• Directions:
An exact repetition of the records is required. Leave nothing out.

• Information provided:
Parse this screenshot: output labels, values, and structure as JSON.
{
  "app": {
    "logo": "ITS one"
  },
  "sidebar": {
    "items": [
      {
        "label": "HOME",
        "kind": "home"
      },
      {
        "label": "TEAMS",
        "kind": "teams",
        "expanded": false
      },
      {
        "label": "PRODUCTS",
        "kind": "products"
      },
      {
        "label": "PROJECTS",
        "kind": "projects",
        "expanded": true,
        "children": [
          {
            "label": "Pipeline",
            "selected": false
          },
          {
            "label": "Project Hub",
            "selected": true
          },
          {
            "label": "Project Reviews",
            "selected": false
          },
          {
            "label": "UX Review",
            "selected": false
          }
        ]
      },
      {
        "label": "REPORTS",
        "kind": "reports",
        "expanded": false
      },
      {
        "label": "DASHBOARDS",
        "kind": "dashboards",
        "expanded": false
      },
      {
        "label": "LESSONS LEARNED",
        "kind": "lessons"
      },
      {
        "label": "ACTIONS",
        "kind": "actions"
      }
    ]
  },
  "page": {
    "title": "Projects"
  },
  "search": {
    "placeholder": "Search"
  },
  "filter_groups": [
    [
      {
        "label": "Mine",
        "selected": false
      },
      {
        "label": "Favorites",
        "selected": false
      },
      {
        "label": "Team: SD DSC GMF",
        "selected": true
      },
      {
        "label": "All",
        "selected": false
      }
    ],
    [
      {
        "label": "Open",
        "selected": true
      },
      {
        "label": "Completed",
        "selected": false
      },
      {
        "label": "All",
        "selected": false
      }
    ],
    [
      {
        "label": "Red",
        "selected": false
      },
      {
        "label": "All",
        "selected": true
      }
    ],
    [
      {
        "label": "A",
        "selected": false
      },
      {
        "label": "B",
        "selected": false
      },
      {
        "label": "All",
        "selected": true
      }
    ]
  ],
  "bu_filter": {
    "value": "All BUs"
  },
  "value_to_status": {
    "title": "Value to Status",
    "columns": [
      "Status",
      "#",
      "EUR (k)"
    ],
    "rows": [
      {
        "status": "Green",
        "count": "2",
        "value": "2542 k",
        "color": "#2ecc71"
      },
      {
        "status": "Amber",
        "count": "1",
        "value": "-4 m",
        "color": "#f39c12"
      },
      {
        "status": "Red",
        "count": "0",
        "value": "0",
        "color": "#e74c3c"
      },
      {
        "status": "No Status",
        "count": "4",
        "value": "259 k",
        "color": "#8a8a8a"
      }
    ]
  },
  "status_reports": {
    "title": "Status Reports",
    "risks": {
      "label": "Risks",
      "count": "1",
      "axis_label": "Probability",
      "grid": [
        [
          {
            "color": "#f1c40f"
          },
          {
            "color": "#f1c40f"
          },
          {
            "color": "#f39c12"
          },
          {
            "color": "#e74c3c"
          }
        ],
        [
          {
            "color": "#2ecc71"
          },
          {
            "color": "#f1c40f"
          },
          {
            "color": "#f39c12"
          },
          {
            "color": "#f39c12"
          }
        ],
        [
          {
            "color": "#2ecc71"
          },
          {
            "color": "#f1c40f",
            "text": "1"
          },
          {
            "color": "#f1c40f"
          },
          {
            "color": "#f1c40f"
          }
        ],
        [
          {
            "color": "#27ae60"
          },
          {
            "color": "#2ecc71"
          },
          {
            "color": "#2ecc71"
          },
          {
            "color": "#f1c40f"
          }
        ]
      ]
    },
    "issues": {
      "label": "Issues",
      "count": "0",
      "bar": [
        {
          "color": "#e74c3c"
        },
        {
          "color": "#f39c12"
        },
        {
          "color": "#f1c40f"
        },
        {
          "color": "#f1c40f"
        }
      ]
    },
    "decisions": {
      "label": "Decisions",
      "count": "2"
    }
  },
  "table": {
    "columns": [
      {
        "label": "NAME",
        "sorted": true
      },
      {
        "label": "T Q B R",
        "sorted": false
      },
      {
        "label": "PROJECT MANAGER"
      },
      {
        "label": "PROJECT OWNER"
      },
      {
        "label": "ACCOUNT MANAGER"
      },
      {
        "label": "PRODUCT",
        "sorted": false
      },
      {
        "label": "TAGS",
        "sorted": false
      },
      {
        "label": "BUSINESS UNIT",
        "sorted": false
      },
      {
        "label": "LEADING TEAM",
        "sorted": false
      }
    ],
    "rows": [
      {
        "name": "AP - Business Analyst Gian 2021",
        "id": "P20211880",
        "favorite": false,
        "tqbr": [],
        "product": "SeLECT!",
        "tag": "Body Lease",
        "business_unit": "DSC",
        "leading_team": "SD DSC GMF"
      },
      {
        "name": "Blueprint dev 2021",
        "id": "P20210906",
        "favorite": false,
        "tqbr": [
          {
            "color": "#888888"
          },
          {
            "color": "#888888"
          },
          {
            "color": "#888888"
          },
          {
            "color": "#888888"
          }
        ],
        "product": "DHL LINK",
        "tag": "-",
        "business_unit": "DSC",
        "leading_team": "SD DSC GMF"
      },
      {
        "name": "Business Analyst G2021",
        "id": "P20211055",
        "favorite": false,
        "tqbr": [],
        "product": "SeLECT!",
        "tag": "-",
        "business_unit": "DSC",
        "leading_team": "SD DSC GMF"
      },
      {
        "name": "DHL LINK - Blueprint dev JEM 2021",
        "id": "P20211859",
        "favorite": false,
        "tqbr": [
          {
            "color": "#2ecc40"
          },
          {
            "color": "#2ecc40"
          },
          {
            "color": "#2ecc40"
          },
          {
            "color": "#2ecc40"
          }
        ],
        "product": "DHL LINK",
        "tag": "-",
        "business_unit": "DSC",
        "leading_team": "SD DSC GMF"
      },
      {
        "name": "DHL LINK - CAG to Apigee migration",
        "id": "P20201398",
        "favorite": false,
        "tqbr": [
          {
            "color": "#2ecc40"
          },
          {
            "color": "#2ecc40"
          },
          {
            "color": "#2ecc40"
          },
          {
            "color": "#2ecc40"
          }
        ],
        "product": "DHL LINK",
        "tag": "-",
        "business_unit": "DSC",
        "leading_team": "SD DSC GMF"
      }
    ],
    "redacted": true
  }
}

• Task output:
Parse this screenshot: output labels, values, and structure as JSON.
{
  "app": {
    "logo": "ITS one"
  },
  "sidebar": {
    "items": [
      {
        "label": "HOME",
        "kind": "home"
      },
      {
        "label": "TEAMS",
        "kind": "teams",
        "expanded": false
      },
      {
        "label": "PRODUCTS",
        "kind": "products"
      },
      {
        "label": "PROJECTS",
        "kind": "projects",
        "expanded": true,
        "children": [
          {
            "label": "Pipeline",
            "selected": false
          },
          {
            "label": "Project Hub",
            "selected": true
          },
          {
            "label": "Project Reviews",
            "selected": false
          },
          {
            "label": "UX Review",
            "selected": false
          }
        ]
      },
      {
        "label": "REPORTS",
        "kind": "reports",
        "expanded": false
      },
      {
        "label": "DASHBOARDS",
        "kind": "dashboards",
        "expanded": false
      },
      {
        "label": "LESSONS LEARNED",
        "kind": "lessons"
      },
      {
        "label": "ACTIONS",
        "kind": "actions"
      }
    ]
  },
  "page": {
    "title": "Projects"
  },
  "search": {
    "placeholder": "Search"
  },
  "filter_groups": [
    [
      {
        "label": "Mine",
        "selected": false
      },
      {
        "label": "Favorites",
        "selected": false
      },
      {
        "label": "Team: SD DSC GMF",
        "selected": true
      },
      {
        "label": "All",
        "selected": false
      }
    ],
    [
      {
        "label": "Open",
        "selected": true
      },
      {
        "label": "Completed",
        "selected": false
      },
      {
        "label": "All",
        "selected": false
      }
    ],
    [
      {
        "label": "Red",
        "selected": false
      },
      {
        "label": "All",
        "selected": true
      }
    ],
    [
      {
        "label": "A",
        "selected": false
      },
      {
        "label": "B",
        "selected": false
      },
      {
        "label": "All",
        "selected": true
      }
    ]
  ],
  "bu_filter": {
    "value": "All BUs"
  },
  "value_to_status": {
    "title": "Value to Status",
    "columns": [
      "Status",
      "#",
      "EUR (k)"
    ],
    "rows": [
      {
        "status": "Green",
        "count": "2",
        "value": "2542 k",
        "color": "#2ecc71"
      },
      {
        "status": "Amber",
        "count": "1",
        "value": "-4 m",
        "color": "#f39c12"
      },
      {
        "status": "Red",
        "count": "0",
        "value": "0",
        "color": "#e74c3c"
      },
      {
        "status": "No Status",
        "count": "4",
        "value": "259 k",
        "color": "#8a8a8a"
      }
    ]
  },
  "status_reports": {
    "title": "Status Reports",
    "risks": {
      "label": "Risks",
      "count": "1",
      "axis_label": "Probability",
      "grid": [
        [
          {
            "color": "#f1c40f"
          },
          {
            "color": "#f1c40f"
          },
          {
            "color": "#f39c12"
          },
          {
            "color": "#e74c3c"
          }
        ],
        [
          {
            "color": "#2ecc71"
          },
          {
            "color": "#f1c40f"
          },
          {
            "color": "#f39c12"
          },
          {
            "color": "#f39c12"
          }
        ],
        [
          {
            "color": "#2ecc71"
          },
          {
            "color": "#f1c40f",
            "text": "1"
          },
          {
            "color": "#f1c40f"
          },
          {
            "color": "#f1c40f"
          }
        ],
        [
          {
            "color": "#27ae60"
          },
          {
            "color": "#2ecc71"
          },
          {
            "color": "#2ecc71"
          },
          {
            "color": "#f1c40f"
          }
        ]
      ]
    },
    "issues": {
      "label": "Issues",
      "count": "0",
      "bar": [
        {
          "color": "#e74c3c"
        },
        {
          "color": "#f39c12"
        },
        {
          "color": "#f1c40f"
        },
        {
          "color": "#f1c40f"
        }
      ]
    },
    "decisions": {
      "label": "Decisions",
      "count": "2"
    }
  },
  "table": {
    "columns": [
      {
        "label": "NAME",
        "sorted": true
      },
      {
        "label": "T Q B R",
        "sorted": false
      },
      {
        "label": "PROJECT MANAGER"
      },
      {
        "label": "PROJECT OWNER"
      },
      {
        "label": "ACCOUNT MANAGER"
      },
      {
        "label": "PRODUCT",
        "sorted": false
      },
      {
        "label": "TAGS",
        "sorted": false
      },
      {
        "label": "BUSINESS UNIT",
        "sorted": false
      },
      {
        "label": "LEADING TEAM",
        "sorted": false
      }
    ],
    "rows": [
      {
        "name": "AP - Business Analyst Gian 2021",
        "id": "P20211880",
        "favorite": false,
        "tqbr": [],
        "product": "SeLECT!",
        "tag": "Body Lease",
        "business_unit": "DSC",
        "leading_team": "SD DSC GMF"
      },
      {
        "name": "Blueprint dev 2021",
        "id": "P20210906",
        "favorite": false,
        "tqbr": [
          {
            "color": "#888888"
          },
          {
            "color": "#888888"
          },
          {
            "color": "#888888"
          },
          {
            "color": "#888888"
          }
        ],
        "product": "DHL LINK",
        "tag": "-",
        "business_unit": "DSC",
        "leading_team": "SD DSC GMF"
      },
      {
        "name": "Business Analyst G2021",
        "id": "P20211055",
        "favorite": false,
        "tqbr": [],
        "product": "SeLECT!",
        "tag": "-",
        "business_unit": "DSC",
        "leading_team": "SD DSC GMF"
      },
      {
        "name": "DHL LINK - Blueprint dev JEM 2021",
        "id": "P20211859",
        "favorite": false,
        "tqbr": [
          {
            "color": "#2ecc40"
          },
          {
            "color": "#2ecc40"
          },
          {
            "color": "#2ecc40"
          },
          {
            "color": "#2ecc40"
          }
        ],
        "product": "DHL LINK",
        "tag": "-",
        "business_unit": "DSC",
        "leading_team": "SD DSC GMF"
      },
      {
        "name": "DHL LINK - CAG to Apigee migration",
        "id": "P20201398",
        "favorite": false,
        "tqbr": [
          {
            "color": "#2ecc40"
          },
          {
            "color": "#2ecc40"
          },
          {
            "color": "#2ecc40"
          },
          {
            "color": "#2ecc40"
          }
        ],
        "product": "DHL LINK",
        "tag": "-",
        "business_unit": "DSC",
        "leading_team": "SD DSC GMF"
      }
    ],
    "redacted": true
  }
}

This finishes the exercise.